(Stored data entries)
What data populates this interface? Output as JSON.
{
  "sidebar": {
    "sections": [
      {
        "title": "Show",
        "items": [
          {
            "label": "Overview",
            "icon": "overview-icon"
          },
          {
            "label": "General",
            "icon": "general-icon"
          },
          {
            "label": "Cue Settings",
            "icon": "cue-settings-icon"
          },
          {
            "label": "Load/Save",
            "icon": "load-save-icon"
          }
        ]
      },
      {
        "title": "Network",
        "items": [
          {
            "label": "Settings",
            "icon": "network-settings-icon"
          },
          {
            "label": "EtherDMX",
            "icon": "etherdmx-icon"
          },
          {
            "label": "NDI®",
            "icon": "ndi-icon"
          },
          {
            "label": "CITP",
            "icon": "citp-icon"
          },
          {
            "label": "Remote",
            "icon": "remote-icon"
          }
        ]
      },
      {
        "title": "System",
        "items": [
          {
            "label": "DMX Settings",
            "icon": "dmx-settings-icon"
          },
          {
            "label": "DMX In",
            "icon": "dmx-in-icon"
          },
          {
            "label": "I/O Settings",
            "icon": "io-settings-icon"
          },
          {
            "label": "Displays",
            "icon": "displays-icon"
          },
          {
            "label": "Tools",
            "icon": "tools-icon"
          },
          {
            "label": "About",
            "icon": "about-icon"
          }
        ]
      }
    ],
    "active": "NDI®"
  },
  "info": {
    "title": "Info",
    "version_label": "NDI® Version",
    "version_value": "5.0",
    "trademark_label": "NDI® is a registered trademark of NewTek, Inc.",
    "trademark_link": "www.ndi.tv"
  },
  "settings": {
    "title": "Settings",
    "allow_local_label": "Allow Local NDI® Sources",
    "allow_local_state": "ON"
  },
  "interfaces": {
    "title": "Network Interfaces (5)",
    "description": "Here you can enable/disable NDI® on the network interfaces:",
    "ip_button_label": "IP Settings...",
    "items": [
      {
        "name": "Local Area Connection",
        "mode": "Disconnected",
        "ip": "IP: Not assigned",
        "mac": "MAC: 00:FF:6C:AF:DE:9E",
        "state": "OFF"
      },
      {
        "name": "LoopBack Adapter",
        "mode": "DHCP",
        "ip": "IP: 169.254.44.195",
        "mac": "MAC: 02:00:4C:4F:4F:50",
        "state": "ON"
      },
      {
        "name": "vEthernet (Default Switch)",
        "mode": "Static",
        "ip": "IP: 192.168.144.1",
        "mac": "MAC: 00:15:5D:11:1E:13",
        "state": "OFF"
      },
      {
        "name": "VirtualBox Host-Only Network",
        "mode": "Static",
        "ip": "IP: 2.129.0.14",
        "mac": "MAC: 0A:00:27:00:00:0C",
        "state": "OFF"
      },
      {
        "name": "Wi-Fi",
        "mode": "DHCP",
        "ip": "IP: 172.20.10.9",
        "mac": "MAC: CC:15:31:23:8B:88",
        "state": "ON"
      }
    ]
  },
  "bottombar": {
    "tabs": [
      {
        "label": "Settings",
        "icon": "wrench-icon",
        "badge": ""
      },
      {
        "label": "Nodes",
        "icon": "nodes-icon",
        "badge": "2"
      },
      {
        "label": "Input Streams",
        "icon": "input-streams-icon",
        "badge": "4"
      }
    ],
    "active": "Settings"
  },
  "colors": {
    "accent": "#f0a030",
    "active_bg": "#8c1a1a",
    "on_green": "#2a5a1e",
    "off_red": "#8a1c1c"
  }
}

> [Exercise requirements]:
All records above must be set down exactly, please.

> [Answer space]:
What data populates this interface? Output as JSON.
{
  "sidebar": {
    "sections": [
      {
        "title": "Show",
        "items": [
          {
            "label": "Overview",
            "icon": "overview-icon"
          },
          {
            "label": "General",
            "icon": "general-icon"
          },
          {
            "label": "Cue Settings",
            "icon": "cue-settings-icon"
          },
          {
            "label": "Load/Save",
            "icon": "load-save-icon"
          }
        ]
      },
      {
        "title": "Network",
        "items": [
          {
            "label": "Settings",
            "icon": "network-settings-icon"
          },
          {
            "label": "EtherDMX",
            "icon": "etherdmx-icon"
          },
          {
            "label": "NDI®",
            "icon": "ndi-icon"
          },
          {
            "label": "CITP",
            "icon": "citp-icon"
          },
          {
            "label": "Remote",
            "icon": "remote-icon"
          }
        ]
      },
      {
        "title": "System",
        "items": [
          {
            "label": "DMX Settings",
            "icon": "dmx-settings-icon"
          },
          {
            "label": "DMX In",
            "icon": "dmx-in-icon"
          },
          {
            "label": "I/O Settings",
            "icon": "io-settings-icon"
          },
          {
            "label": "Displays",
            "icon": "displays-icon"
          },
          {
            "label": "Tools",
            "icon": "tools-icon"
          },
          {
            "label": "About",
            "icon": "about-icon"
          }
        ]
      }
    ],
    "active": "NDI®"
  },
  "info": {
    "title": "Info",
    "version_label": "NDI® Version",
    "version_value": "5.0",
    "trademark_label": "NDI® is a registered trademark of NewTek, Inc.",
    "trademark_link": "www.ndi.tv"
  },
  "settings": {
    "title": "Settings",
    "allow_local_label": "Allow Local NDI® Sources",
    "allow_local_state": "ON"
  },
  "interfaces": {
    "title": "Network Interfaces (5)",
    "description": "Here you can enable/disable NDI® on the network interfaces:",
    "ip_button_label": "IP Settings...",
    "items": [
      {
        "name": "Local Area Connection",
        "mode": "Disconnected",
        "ip": "IP: Not assigned",
        "mac": "MAC: 00:FF:6C:AF:DE:9E",
        "state": "OFF"
      },
      {
        "name": "LoopBack Adapter",
        "mode": "DHCP",
        "ip": "IP: 169.254.44.195",
        "mac": "MAC: 02:00:4C:4F:4F:50",
        "state": "ON"
      },
      {
        "name": "vEthernet (Default Switch)",
        "mode": "Static",
        "ip": "IP: 192.168.144.1",
        "mac": "MAC: 00:15:5D:11:1E:13",
        "state": "OFF"
      },
      {
        "name": "VirtualBox Host-Only Network",
        "mode": "Static",
        "ip": "IP: 2.129.0.14",
        "mac": "MAC: 0A:00:27:00:00:0C",
        "state": "OFF"
      },
      {
        "name": "Wi-Fi",
        "mode": "DHCP",
        "ip": "IP: 172.20.10.9",
        "mac": "MAC: CC:15:31:23:8B:88",
        "state": "ON"
      }
    ]
  },
  "bottombar": {
    "tabs": [
      {
        "label": "Settings",
        "icon": "wrench-icon",
        "badge": ""
      },
      {
        "label": "Nodes",
        "icon": "nodes-icon",
        "badge": "2"
      },
      {
        "label": "Input Streams",
        "icon": "input-streams-icon",
        "badge": "4"
      }
    ],
    "active": "Settings"
  },
  "colors": {
    "accent": "#f0a030",
    "active_bg": "#8c1a1a",
    "on_green": "#2a5a1e",
    "off_red": "#8a1c1c"
  }
}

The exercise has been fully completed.